There’s a pretty good chance that everything you know to be true isn’t. “Knowing” things that you really don’t know will get you in as much trouble, or maybe more, then not knowing about them at all.
The good news is that there also is a pretty good chance that you know stuff that you don’t even know you know.
The stuff you know that you don’t know you know is sometimes called intuition or instinct. I think psychologists would say that it’s actually things you’ve learned that your conscious mind has forgotten but your subconscious mind hasn’t.
Leaders who lead in difficult times trust those instincts. They also know that they could be wrong about most anything so they verify what they “know” to be true. In order to do either of those you must work with a wide open mind.
When you’re unsure of anything it’s good leadership practice to seek out advice from those you trust. Listen to them. When you’re sure of something it’s a good idea to listen to opposing viewpoints too, if only to determine if others are as sure as you. This is when an open mind is particularly important.
Great leaders have open minds, they seek out advice and then act. They may or may not follow the advice of others. They listen to everyone and everyone includes themselves.
Don’t forget, your instincts could be spot on. Just because you don’t remember learning something doesn’t mean your entire brain has forgotten it too.
Listen to yourself.
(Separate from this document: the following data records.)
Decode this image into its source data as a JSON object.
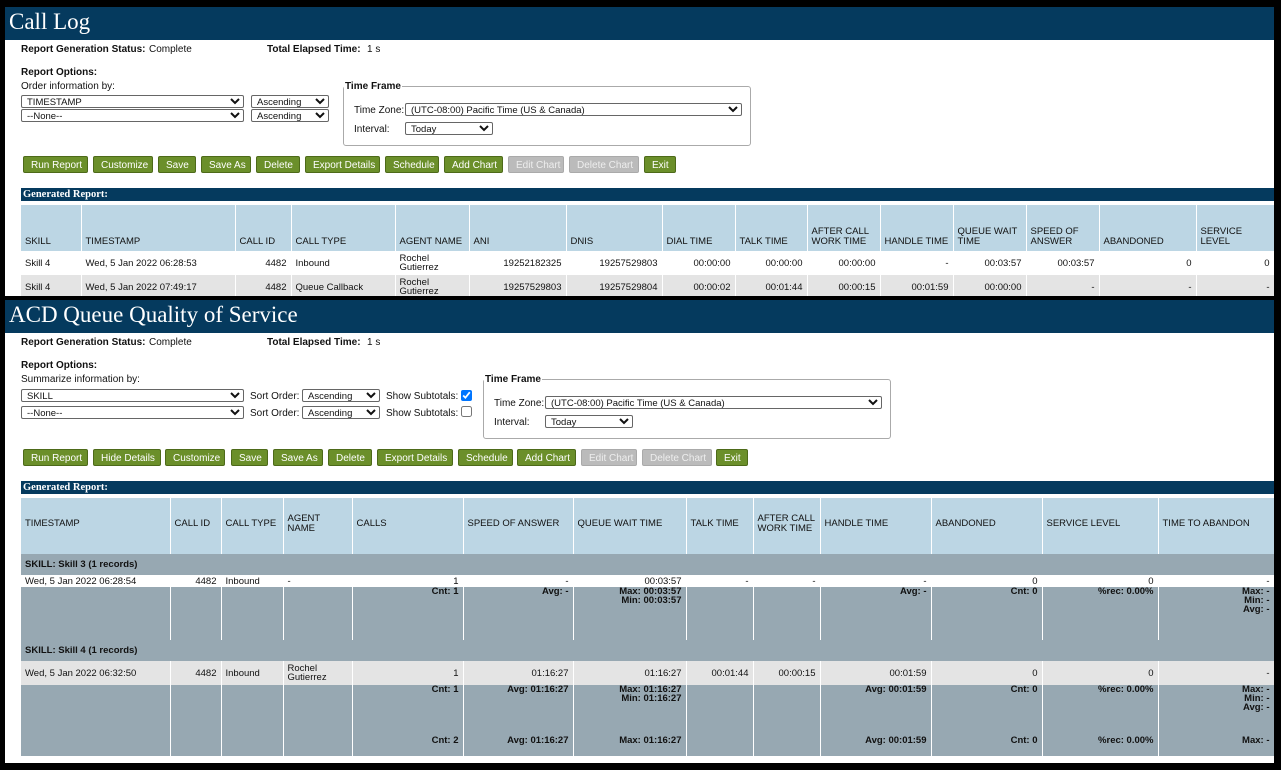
{
  "call_log": {
    "title": "Call Log",
    "status_label": "Report Generation Status:",
    "status_value": "Complete",
    "elapsed_label": "Total Elapsed Time:",
    "elapsed_value": "1 s",
    "options_label": "Report Options:",
    "order_label": "Order information by:",
    "order1": "TIMESTAMP",
    "order1_dir": "Ascending",
    "order2": "--None--",
    "order2_dir": "Ascending",
    "timeframe": {
      "legend": "Time Frame",
      "tz_label": "Time Zone:",
      "tz_value": "(UTC-08:00) Pacific Time (US & Canada)",
      "interval_label": "Interval:",
      "interval_value": "Today"
    },
    "buttons": [
      "Run Report",
      "Customize",
      "Save",
      "Save As",
      "Delete",
      "Export Details",
      "Schedule",
      "Add Chart",
      "Edit Chart",
      "Delete Chart",
      "Exit"
    ],
    "generated_label": "Generated Report:",
    "columns": [
      "SKILL",
      "TIMESTAMP",
      "CALL ID",
      "CALL TYPE",
      "AGENT NAME",
      "ANI",
      "DNIS",
      "DIAL TIME",
      "TALK TIME",
      "AFTER CALL WORK TIME",
      "HANDLE TIME",
      "QUEUE WAIT TIME",
      "SPEED OF ANSWER",
      "ABANDONED",
      "SERVICE LEVEL"
    ],
    "rows": [
      [
        "Skill 4",
        "Wed, 5 Jan 2022 06:28:53",
        "4482",
        "Inbound",
        "Rochel Gutierrez",
        "19252182325",
        "19257529803",
        "00:00:00",
        "00:00:00",
        "00:00:00",
        "-",
        "00:03:57",
        "00:03:57",
        "0",
        "0"
      ],
      [
        "Skill 4",
        "Wed, 5 Jan 2022 07:49:17",
        "4482",
        "Queue Callback",
        "Rochel Gutierrez",
        "19257529803",
        "19257529804",
        "00:00:02",
        "00:01:44",
        "00:00:15",
        "00:01:59",
        "00:00:00",
        "-",
        "-",
        "-"
      ]
    ]
  },
  "acd": {
    "title": "ACD Queue Quality of Service",
    "status_label": "Report Generation Status:",
    "status_value": "Complete",
    "elapsed_label": "Total Elapsed Time:",
    "elapsed_value": "1 s",
    "options_label": "Report Options:",
    "summ_label": "Summarize information by:",
    "summ1": "SKILL",
    "summ2": "--None--",
    "sort_label": "Sort Order:",
    "sort1": "Ascending",
    "sort2": "Ascending",
    "subtotals_label": "Show Subtotals:",
    "subtotals1": true,
    "subtotals2": false,
    "timeframe": {
      "legend": "Time Frame",
      "tz_label": "Time Zone:",
      "tz_value": "(UTC-08:00) Pacific Time (US & Canada)",
      "interval_label": "Interval:",
      "interval_value": "Today"
    },
    "buttons": [
      "Run Report",
      "Hide Details",
      "Customize",
      "Save",
      "Save As",
      "Delete",
      "Export Details",
      "Schedule",
      "Add Chart",
      "Edit Chart",
      "Delete Chart",
      "Exit"
    ],
    "generated_label": "Generated Report:",
    "columns": [
      "TIMESTAMP",
      "CALL ID",
      "CALL TYPE",
      "AGENT NAME",
      "CALLS",
      "SPEED OF ANSWER",
      "QUEUE WAIT TIME",
      "TALK TIME",
      "AFTER CALL WORK TIME",
      "HANDLE TIME",
      "ABANDONED",
      "SERVICE LEVEL",
      "TIME TO ABANDON"
    ],
    "groups": [
      {
        "label": "SKILL:  Skill 3 (1 records)",
        "row": [
          "Wed, 5 Jan 2022 06:28:54",
          "4482",
          "Inbound",
          "-",
          "1",
          "-",
          "00:03:57",
          "-",
          "-",
          "-",
          "0",
          "0",
          "-"
        ],
        "subtotal": [
          "",
          "",
          "",
          "",
          "Cnt: 1",
          "Avg: -",
          "Max: 00:03:57\nMin: 00:03:57",
          "",
          "",
          "Avg: -",
          "Cnt: 0",
          "%rec: 0.00%",
          "Max: -\nMin: -\nAvg: -"
        ]
      },
      {
        "label": "SKILL:  Skill 4 (1 records)",
        "row": [
          "Wed, 5 Jan 2022 06:32:50",
          "4482",
          "Inbound",
          "Rochel Gutierrez",
          "1",
          "01:16:27",
          "01:16:27",
          "00:01:44",
          "00:00:15",
          "00:01:59",
          "0",
          "0",
          "-"
        ],
        "subtotal": [
          "",
          "",
          "",
          "",
          "Cnt: 1",
          "Avg: 01:16:27",
          "Max: 01:16:27\nMin: 01:16:27",
          "",
          "",
          "Avg: 00:01:59",
          "Cnt: 0",
          "%rec: 0.00%",
          "Max: -\nMin: -\nAvg: -"
        ]
      }
    ],
    "grand_total": [
      "",
      "",
      "",
      "",
      "Cnt: 2",
      "Avg: 01:16:27",
      "Max: 01:16:27",
      "",
      "",
      "Avg: 00:01:59",
      "Cnt: 0",
      "%rec: 0.00%",
      "Max: -"
    ]
  },
  "colors": {
    "header_bg": "#053a5e",
    "button_bg": "#6b8f2a",
    "table_header_bg": "#bcd6e4",
    "group_bg": "#97a8b2"
  }
}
Trust your instincts and trust your gut. Your experience will not mislead you, your experience has no motive of its own. Using your personal experience to make decisions shows that you can learn from your successes AND your mistakes.
So go ahead and seek the guidance of others but seek your own guidance too. When you listen to you it’s possible you’re listening to the one person who can help you the most.
You most likely know more than you think you do, but remember, no one knows it all.